It is commonly remarked that a dangerous dog does not exist; only a harmful owner does.
In criminal law, we often refer to ‘dangerous dogs,’ although the actual offences are related to dogs that are ‘dangerously out of control.’
The Dangerous Dogs Act of 1991 stipulates in section 10 that:
‘a dog shall be regarded as dangerously out of control on any occasion on which there are grounds for reasonable apprehension that it will injure any person (or assistance dog), whether or not it actually does so.’
The penalties for ‘dangerous dog’ offences are severe, with imprisonment of up to 14 years available where death is caused, but what is not often understood is that an offence may lead to the destruction of the dog.
In relation to some offences the court may order destruction, but in others, the court must order destruction unless assured (by imposing strict conditions) that the dog would not constitute a danger to public safety.
When they are in the process of deciding whether a dog would constitute a danger to public safety, the court—
(a) must consider—
(i) the temperament of the dog and its past behaviour, and
(ii) whether the owner of the dog, or the person for the time being in charge of it, is a fit and proper person to be in charge of the dog, and
(b) may consider any other relevant circumstances.

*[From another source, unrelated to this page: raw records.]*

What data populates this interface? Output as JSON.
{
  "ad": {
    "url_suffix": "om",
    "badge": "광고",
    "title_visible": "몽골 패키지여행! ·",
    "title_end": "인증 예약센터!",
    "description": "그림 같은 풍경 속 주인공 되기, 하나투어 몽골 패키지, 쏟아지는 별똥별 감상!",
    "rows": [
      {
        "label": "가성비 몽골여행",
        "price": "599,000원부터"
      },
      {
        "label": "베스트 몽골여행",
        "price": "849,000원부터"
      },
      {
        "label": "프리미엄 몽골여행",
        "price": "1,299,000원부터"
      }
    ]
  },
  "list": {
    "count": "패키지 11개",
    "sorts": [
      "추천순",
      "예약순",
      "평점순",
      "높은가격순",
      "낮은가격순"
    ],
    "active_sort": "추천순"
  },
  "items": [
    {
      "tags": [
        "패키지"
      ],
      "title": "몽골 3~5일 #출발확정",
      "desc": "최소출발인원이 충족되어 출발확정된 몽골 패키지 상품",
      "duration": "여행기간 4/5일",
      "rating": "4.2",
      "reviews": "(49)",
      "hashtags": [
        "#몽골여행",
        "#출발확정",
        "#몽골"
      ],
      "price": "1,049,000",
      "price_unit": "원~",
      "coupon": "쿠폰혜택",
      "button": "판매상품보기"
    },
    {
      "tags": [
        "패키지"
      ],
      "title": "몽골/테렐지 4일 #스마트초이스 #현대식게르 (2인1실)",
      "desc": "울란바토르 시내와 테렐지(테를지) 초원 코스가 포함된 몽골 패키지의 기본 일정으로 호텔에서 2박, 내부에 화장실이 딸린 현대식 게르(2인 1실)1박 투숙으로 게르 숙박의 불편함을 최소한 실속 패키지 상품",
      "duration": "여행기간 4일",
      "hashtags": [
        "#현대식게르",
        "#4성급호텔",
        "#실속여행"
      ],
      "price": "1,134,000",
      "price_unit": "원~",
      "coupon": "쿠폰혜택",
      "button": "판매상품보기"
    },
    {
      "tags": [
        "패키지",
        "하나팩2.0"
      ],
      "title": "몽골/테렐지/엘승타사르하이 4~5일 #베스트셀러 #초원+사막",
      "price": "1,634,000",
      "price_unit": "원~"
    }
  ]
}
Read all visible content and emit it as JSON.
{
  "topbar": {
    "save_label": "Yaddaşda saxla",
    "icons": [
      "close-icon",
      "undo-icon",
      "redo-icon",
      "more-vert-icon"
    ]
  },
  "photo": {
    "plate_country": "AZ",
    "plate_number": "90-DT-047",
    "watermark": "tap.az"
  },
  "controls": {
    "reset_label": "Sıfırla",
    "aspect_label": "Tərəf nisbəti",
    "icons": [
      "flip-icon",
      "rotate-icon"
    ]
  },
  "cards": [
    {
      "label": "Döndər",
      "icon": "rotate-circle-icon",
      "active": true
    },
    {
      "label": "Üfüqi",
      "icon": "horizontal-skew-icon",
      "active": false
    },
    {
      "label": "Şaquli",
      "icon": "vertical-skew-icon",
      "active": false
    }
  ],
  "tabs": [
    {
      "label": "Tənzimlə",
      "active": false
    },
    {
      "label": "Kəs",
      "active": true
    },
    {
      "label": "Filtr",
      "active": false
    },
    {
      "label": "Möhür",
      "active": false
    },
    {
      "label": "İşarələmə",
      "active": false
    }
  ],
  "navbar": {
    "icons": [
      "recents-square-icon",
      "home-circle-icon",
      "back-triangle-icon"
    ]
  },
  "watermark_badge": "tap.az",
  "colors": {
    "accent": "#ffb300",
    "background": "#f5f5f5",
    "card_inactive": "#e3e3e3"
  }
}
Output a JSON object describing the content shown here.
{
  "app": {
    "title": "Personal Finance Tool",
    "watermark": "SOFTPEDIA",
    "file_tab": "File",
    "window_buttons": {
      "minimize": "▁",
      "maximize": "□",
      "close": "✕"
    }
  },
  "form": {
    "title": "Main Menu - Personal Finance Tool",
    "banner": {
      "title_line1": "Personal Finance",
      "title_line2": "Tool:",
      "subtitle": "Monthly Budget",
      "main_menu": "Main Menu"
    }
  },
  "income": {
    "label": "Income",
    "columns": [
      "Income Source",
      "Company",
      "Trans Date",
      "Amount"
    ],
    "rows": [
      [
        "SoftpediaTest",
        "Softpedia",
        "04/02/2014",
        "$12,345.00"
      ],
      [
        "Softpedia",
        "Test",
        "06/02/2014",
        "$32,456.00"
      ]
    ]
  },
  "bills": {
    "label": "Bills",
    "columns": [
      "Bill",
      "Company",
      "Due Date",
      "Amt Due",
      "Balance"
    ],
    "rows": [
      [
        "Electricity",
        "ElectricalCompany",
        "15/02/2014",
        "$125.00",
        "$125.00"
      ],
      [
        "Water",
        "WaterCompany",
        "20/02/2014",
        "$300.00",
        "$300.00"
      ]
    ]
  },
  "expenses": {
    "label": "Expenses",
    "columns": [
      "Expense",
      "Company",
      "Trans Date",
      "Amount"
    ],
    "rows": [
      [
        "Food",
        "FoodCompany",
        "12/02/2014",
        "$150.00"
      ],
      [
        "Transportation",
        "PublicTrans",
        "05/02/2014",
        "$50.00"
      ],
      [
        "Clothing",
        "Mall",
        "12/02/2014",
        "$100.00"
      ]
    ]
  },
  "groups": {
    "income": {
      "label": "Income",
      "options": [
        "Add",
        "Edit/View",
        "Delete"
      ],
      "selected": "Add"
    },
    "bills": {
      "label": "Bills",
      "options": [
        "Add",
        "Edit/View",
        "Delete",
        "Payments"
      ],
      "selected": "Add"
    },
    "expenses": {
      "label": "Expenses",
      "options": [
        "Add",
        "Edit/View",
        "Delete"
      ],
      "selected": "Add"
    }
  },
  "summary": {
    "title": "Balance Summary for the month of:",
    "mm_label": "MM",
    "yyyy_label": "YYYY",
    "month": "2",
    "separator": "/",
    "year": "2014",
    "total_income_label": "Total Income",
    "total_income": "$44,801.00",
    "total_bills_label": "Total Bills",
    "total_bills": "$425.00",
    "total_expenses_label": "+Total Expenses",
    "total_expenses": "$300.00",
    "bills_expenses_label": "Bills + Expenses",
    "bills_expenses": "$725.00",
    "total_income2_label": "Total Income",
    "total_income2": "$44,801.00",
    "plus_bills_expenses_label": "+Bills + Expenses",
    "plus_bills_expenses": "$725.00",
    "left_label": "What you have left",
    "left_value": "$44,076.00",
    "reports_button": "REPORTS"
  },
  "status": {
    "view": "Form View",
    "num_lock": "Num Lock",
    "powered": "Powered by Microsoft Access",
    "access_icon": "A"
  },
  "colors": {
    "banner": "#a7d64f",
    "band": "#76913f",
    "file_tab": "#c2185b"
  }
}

In any case when a court is considering euthanasia, it is important to remember that the court has the authority to order ‘contingent destruction,’ which prevents the dog from being euthanized if the criteria imposed are met.
R v Flack is still the most important case.  EWCA Crim 204 defines the following criteria:
“The relevant principles that can be made in respect of a dog whose owner has been convicted under section 3(1) of the 1991 Act of failing to keep a dog under control in a public place are that:
(1) The court is empowered under section 4(1) of the 1991 Act to order the destruction of the dog.
(2) Nothing in that provision shall require the court to order destruction if the court is satisfied that the dog would not constitute a danger to public safety: section 4(1)(a) of the 1991 Act.
(3) The court should ordinarily consider, before ordering immediate destruction, whether to exercise the power under section 4A(4) of the 1991 Act to order that, unless the owner of the dog keeps it under proper control, the dog shall be destroyed (“a suspended order of destruction”).
(4) A suspended order of destruction under that provision may specify the measures to be taken by the owner for keeping the dog under control whether by muzzling, keeping it on a lead, or excluding it from a specified place or otherwise: see section 4(a)(5) of the 1991 Act.
(5) A court should not order destruction if satisfied that the imposition of such a condition would mean the dog would not constitute a danger to public safety.
(6) In deciding what order to make, the court must consider all the relevant circumstances which include the dog’s history of aggressive behavior and the owner’s history of controlling the dog concerned in order to determine what order should be made.”
What We Can Do
Legal arguments alone are unlikely to persuade a court to issue a contingent destruction order. In virtually all circumstances, you’ll need the help of a canine behaviour expert, as well as expert advocacy. We can arrange for appropriate expert reports to be prepared. At Levy and Co, we have a lot of experience with dangerous dogs cases, please contact us if you need assistance!
How can we help?
We ensure we keep up to date with any changes in legislation and case law so that we are always best placed to advise you properly. If you would like to discuss any aspect of your case, please contact our team of criminal defence specialists on: 01376 511819